The mini-exhibit features the story of the Township’s most historically significant site. Bounded by Deal Road, Whalepond Road, and Dow Ave., the 208 acres we know today as Joe Palaia Park were once the Deal Test Site, an internationally renowned research facility.
The same buildings that park visitors pass by today once held scientists from AT&T’s Western Electric research arm (later known as Bell Labs) working on telecommunication breakthroughs that made history. Later in those same buildings, the U.S. Army Signal Corps ran satellite tracking operations that attracted scientists from around the world.
The exhibit traces the site’s history from prehistoric times to today, focusing on the 100 years since AT&T chose rural Ocean Township as an ideal spot to conduct its experiments in wireless communications.
The AT&T years
As World War I ended, AT&T looked to extend telephone service beyond the reach of its telephone wires, including to ships at sea. It searched for and found the perfect location for a research laboratory. In 1919, it purchased the 63-acre Foxhurst Farm along Whalepond Road in Ocean. By the end of the year, three 165’ towers were in place and the experiments in wireless communications began. Landmark work in radio, short-wave, and microwave communication and radar followed.
In the early 1920s, Deal Test Site’s experimental radio station is believed to have broadcast music for entertainment for the first anywhere As part of the research, the wicker push-chairs on the Asbury Park boardwalk were equipped with receivers to pick up a signal.
In the winter of 1920-1921, the Deal Test Site completed another first. A ship in the Atlantic connected by radio to Deal, and by wire from Deal to California, and by radio again to Catalina Island in the Pacific.
In the mid-1920s, the world’s first high-power short-wave amplifiers were built on the site. A transmitter at Deal was used in the first commercial short-wave radio telephone link with England.
In 1929, the site was expanded to its current 208 acres and three new 175’ towers were constructed to support short-wave antennae. (Four of the total six early towers remain. The fifth tower in the park today is a modern cell phone installation.)
In the 1930s and 1940s, the research that produced the microwave relay stations that became the backbone of the long distance telephone network was conducted at Deal. During World War II, scientists at the site turned their attention to radar that could be carried aboard planes and ships.
After the War, Deal became increasingly overshadowed by other AT&T research centers. In 1953, AT&T closed operations and sold the property.
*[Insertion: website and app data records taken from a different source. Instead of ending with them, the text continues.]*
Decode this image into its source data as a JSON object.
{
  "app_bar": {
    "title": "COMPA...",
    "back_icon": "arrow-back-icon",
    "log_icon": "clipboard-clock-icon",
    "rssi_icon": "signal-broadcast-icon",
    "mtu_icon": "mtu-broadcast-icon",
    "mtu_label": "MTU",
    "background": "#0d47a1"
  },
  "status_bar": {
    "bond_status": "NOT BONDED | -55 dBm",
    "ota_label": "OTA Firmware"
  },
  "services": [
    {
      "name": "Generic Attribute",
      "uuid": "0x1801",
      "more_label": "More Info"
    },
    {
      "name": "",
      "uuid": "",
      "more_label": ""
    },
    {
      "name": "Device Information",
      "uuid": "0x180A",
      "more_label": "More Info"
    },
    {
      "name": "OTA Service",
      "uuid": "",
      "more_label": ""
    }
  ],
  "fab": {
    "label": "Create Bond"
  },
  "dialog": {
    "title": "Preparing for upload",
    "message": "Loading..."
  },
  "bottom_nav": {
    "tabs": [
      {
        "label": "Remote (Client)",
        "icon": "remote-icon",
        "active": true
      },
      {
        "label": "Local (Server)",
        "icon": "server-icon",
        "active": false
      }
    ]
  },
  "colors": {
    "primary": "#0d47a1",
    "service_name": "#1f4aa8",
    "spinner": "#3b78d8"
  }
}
There was talk of developing the land for housing, but in the end the U.S. Army Signal Corps leased the facility as an outpost of its Ft. Monmouth (Eatontown) operations.
Under the Signal Corps
As the U.S. and U.S.S.R. raced to launch the frst artifcial satellite into space, the Signal Corps at Deal Test Site had a mission: Develop the capability to track the highly anticipated “manmade moons.”
On Oct. 4, 1957, the U.S.S.R. stunned the world with the successful launch of its Sputnik. The specialized antennae at Deal Test Site went into action. They had the unique capability to pinpoint the source of radio signals being broadcast from the Russian satellite. Around the clock, engineers (who called themselves the “Royal Order of Sputnik Chasers) worked without overtime pay to detect and record Sputnik’s signals.
The Signal Corps continued 24/7 satellite tracking from the site well into the next decade. Remnants remain of the concrete pads where massive dish antennae monitored all launches from Cape Canaveral. In the early 1960s, Deal participated in the Courier satellite experiments in transatlantic communication. From Deal, the Courier satellite relayed the first-ever fax transmission of a photograph.
By the early 1970s, NASA had created its own satellite tracking facilities, and in 1973, Deal Test Site was closed. Again, the prospect of developing the land for housing (more than 300 homes) loomed. A dedicated group of volunteers led the campaign to turn the historic site, instead, into parkland.
Purchased for parkland
In 1973, with a matching state Green Aces grant, the Township purchased the 208 acres for $1.9 million. And for the past 45 years, the park has served the public as a natural and recreational resource. In 1997, Deal Test Site was renamed in honor of Joe Palaia, the Township’s mayor at the time of the park’s acquisition and later a state senator who helped secure funding for the park’s development.